by Christopher Phillips

How to Patch Together an AI from Scratch

Image source: The Modern Quilt Guild

Yesterday I started the Tic Tac Toe project from Free Code Camp.

It’s a “programming” challenge in many ways, as it involves creating AI that responds intelligently to your moves. In fact, the goal is to create an AI that’s unbeatable.

This seemed a little more complex than getting some elements from the DOM, turning them into jQuery objects, and applying some methods to them, like we were doing with earlier projects. So I started googling around, only to get lost in MiniMax theories, horrendous YouTube tutorials, and poorly written guides.

I decided to take it upon myself to jump straight in. And that decision has lead me to learn so much.

Know what you don’t know

It’s really important in coding to recognize your current knowledge and it’s limits. So how do you approach a challenge that involves far more than you already know.

1. Think about how you will approach the problem. Create a plan of attack, even if you’re not sure how each step will work yet. If it’s with Free Code Camp, make sure you include the user stories in this plan and how you will include each one.

2. Start with the basics. For Tic Tac Toe, that meant creating the HTML and CSS with buttons that could be taken from the DOM and worked with in JS.

3. Work with methods that you have used before. I have worked with elements from the DOM many times using jQuery and JavaScript so getting a button, giving it an innerHTML text value and a class, was not an issue.

4. Create a simpler solution. This for me involved creating a game for 2 players with no AI. You can see this here. A simple overview:

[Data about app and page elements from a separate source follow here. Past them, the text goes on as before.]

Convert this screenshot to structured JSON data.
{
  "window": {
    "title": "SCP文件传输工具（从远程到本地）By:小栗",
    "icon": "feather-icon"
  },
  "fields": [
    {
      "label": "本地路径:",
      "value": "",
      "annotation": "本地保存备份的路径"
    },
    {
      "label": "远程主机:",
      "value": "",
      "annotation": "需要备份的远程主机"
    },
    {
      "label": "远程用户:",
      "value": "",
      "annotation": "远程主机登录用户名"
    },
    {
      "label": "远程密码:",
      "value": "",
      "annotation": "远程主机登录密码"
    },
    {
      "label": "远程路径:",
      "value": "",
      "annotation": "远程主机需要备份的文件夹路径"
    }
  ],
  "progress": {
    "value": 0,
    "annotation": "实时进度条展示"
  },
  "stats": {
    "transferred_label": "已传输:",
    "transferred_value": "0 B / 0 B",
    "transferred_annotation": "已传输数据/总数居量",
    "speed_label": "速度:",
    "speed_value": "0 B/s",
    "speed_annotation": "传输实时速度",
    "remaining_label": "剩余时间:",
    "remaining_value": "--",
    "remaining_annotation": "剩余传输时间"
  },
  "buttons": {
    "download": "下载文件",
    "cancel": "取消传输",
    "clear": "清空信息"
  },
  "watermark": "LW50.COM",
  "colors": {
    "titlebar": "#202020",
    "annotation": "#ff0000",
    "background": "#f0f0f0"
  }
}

  • When a user clicks a button, it adds an “X” to that button. Then the player symbol alternates to a “O” for the next player. It then toggles back and forth.
  • When a winning line is created, an alert message is created which says “Congratulations” + player symbol + “You won”.
  • If no winning line is created, it is a draw, with an appropriate alert message.

5. Add layers of functionality with what you know. I added buttons that would let you choose which symbol the first player would like to be. These were simple, just changing a variable. The next thing I had to do was to create some AI. I tried two things.

  • A loop that places a computer response in the next available box. This created a very simple AI that was really easy to beat. See it here.
  • A loop that generated a random number between 1 and 9, and put a value in that box if it was free. More complex, but ultimately a very stupid AI! See it here.

6. Research, learn and perfect your solution. I am now researching MiniMax theory which is a recursive function to generate possible scenarios based on theoretical player/computer turns. I will aim to apply this functionality as soon as I have a good grasp. I also need to refactor my code as it is a bit messy.

No problem is too great. Start with small steps utilizing your current knowledge, build upon it, and then research the tasks remaining that you can’t accomplish. This challenge has taught me the most so far out of all the Free Code Camp curriculum.

Originally published at CHRIS PHILLIPS.